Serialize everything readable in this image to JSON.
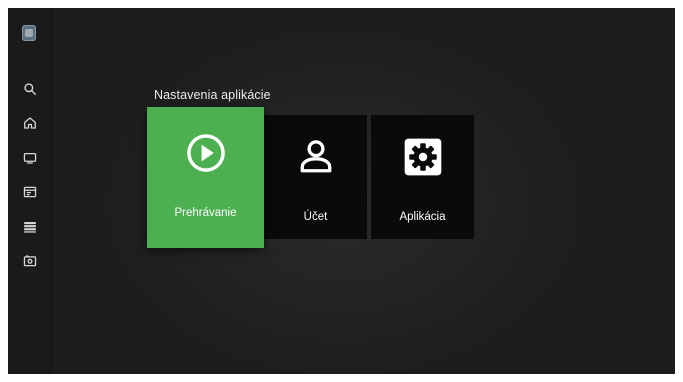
{
  "app": {
    "section_title": "Nastavenia aplikácie"
  },
  "sidebar": {
    "items": [
      {
        "icon": "search-icon"
      },
      {
        "icon": "home-icon"
      },
      {
        "icon": "tv-icon"
      },
      {
        "icon": "tv-guide-icon"
      },
      {
        "icon": "list-icon"
      },
      {
        "icon": "recordings-icon"
      }
    ]
  },
  "tiles": [
    {
      "label": "Prehrávanie",
      "icon": "play-circle-icon",
      "selected": true
    },
    {
      "label": "Účet",
      "icon": "account-icon",
      "selected": false
    },
    {
      "label": "Aplikácia",
      "icon": "settings-gear-icon",
      "selected": false
    }
  ],
  "colors": {
    "accent": "#4caf50",
    "tile_background": "#0a0a0a",
    "screen_background": "#232323",
    "text": "#ffffff"
  }
}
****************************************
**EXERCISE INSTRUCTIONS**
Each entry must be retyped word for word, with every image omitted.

**RESPONSE**
Serialize everything readable in this image to JSON.
{
  "app": {
    "section_title": "Nastavenia aplikácie"
  },
  "sidebar": {
    "items": [
      {
        "icon": "search-icon"
      },
      {
        "icon": "home-icon"
      },
      {
        "icon": "tv-icon"
      },
      {
        "icon": "tv-guide-icon"
      },
      {
        "icon": "list-icon"
      },
      {
        "icon": "recordings-icon"
      }
    ]
  },
  "tiles": [
    {
      "label": "Prehrávanie",
      "icon": "play-circle-icon",
      "selected": true
    },
    {
      "label": "Účet",
      "icon": "account-icon",
      "selected": false
    },
    {
      "label": "Aplikácia",
      "icon": "settings-gear-icon",
      "selected": false
    }
  ],
  "colors": {
    "accent": "#4caf50",
    "tile_background": "#0a0a0a",
    "screen_background": "#232323",
    "text": "#ffffff"
  }
}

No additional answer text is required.